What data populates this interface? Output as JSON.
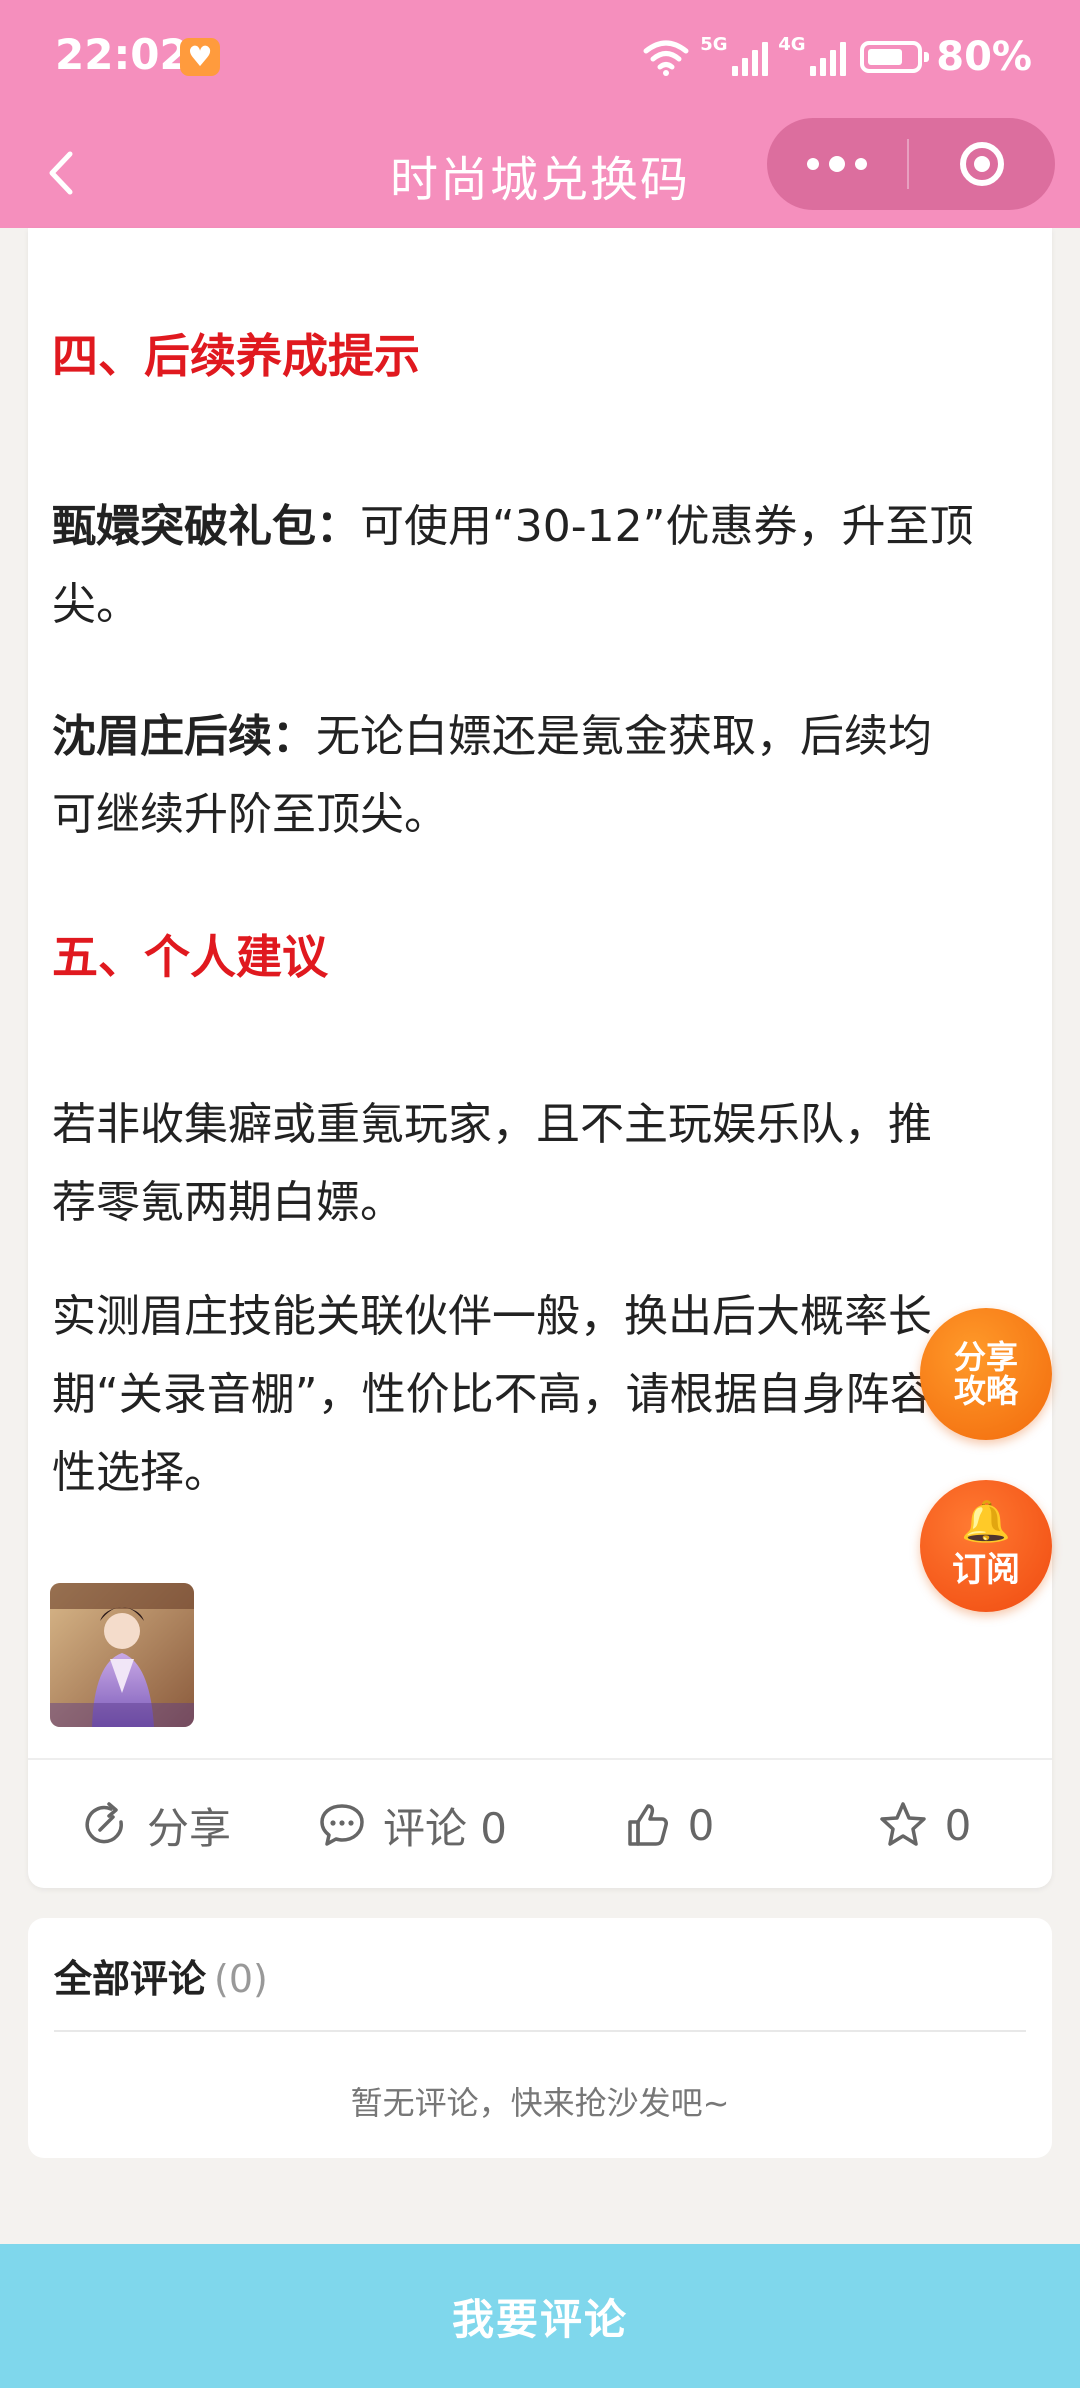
{
  "status": {
    "time": "22:02",
    "battery": "80%",
    "net1": "5G",
    "net2": "4G"
  },
  "nav": {
    "title": "时尚城兑换码"
  },
  "article": {
    "section4": "四、后续养成提示",
    "p1_bold": "甄嬛突破礼包：",
    "p1_line1": "可使用“30-12”优惠券，升至顶",
    "p1_line2": "尖。",
    "p2_bold": "沈眉庄后续：",
    "p2_line1": "无论白嫖还是氪金获取，后续均",
    "p2_line2": "可继续升阶至顶尖。",
    "section5": "五、个人建议",
    "p3_line1": "若非收集癖或重氪玩家，且不主玩娱乐队，推",
    "p3_line2": "荐零氪两期白嫖。",
    "p4_line1": "实测眉庄技能关联伙伴一般，换出后大概率长",
    "p4_line2": "期“关录音棚”，性价比不高，请根据自身阵容理",
    "p4_line3": "性选择。"
  },
  "actions": {
    "share": "分享",
    "comment": "评论 0",
    "like": "0",
    "fav": "0"
  },
  "fabs": {
    "share_line1": "分享",
    "share_line2": "攻略",
    "subscribe": "订阅"
  },
  "comments": {
    "title": "全部评论",
    "count": "(0)",
    "empty": "暂无评论，快来抢沙发吧~"
  },
  "bottom": {
    "label": "我要评论"
  },
  "colors": {
    "header": "#f58fbd",
    "heading_red": "#e0191f",
    "fab_orange": "#f5780f",
    "bottom_btn": "#7fd7ec"
  }
}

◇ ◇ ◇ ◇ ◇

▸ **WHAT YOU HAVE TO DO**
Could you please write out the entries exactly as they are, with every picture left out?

▸ **EXERCISE RESPONSE**
What data populates this interface? Output as JSON.
{
  "status": {
    "time": "22:02",
    "battery": "80%",
    "net1": "5G",
    "net2": "4G"
  },
  "nav": {
    "title": "时尚城兑换码"
  },
  "article": {
    "section4": "四、后续养成提示",
    "p1_bold": "甄嬛突破礼包：",
    "p1_line1": "可使用“30-12”优惠券，升至顶",
    "p1_line2": "尖。",
    "p2_bold": "沈眉庄后续：",
    "p2_line1": "无论白嫖还是氪金获取，后续均",
    "p2_line2": "可继续升阶至顶尖。",
    "section5": "五、个人建议",
    "p3_line1": "若非收集癖或重氪玩家，且不主玩娱乐队，推",
    "p3_line2": "荐零氪两期白嫖。",
    "p4_line1": "实测眉庄技能关联伙伴一般，换出后大概率长",
    "p4_line2": "期“关录音棚”，性价比不高，请根据自身阵容理",
    "p4_line3": "性选择。"
  },
  "actions": {
    "share": "分享",
    "comment": "评论 0",
    "like": "0",
    "fav": "0"
  },
  "fabs": {
    "share_line1": "分享",
    "share_line2": "攻略",
    "subscribe": "订阅"
  },
  "comments": {
    "title": "全部评论",
    "count": "(0)",
    "empty": "暂无评论，快来抢沙发吧~"
  },
  "bottom": {
    "label": "我要评论"
  },
  "colors": {
    "header": "#f58fbd",
    "heading_red": "#e0191f",
    "fab_orange": "#f5780f",
    "bottom_btn": "#7fd7ec"
  }
}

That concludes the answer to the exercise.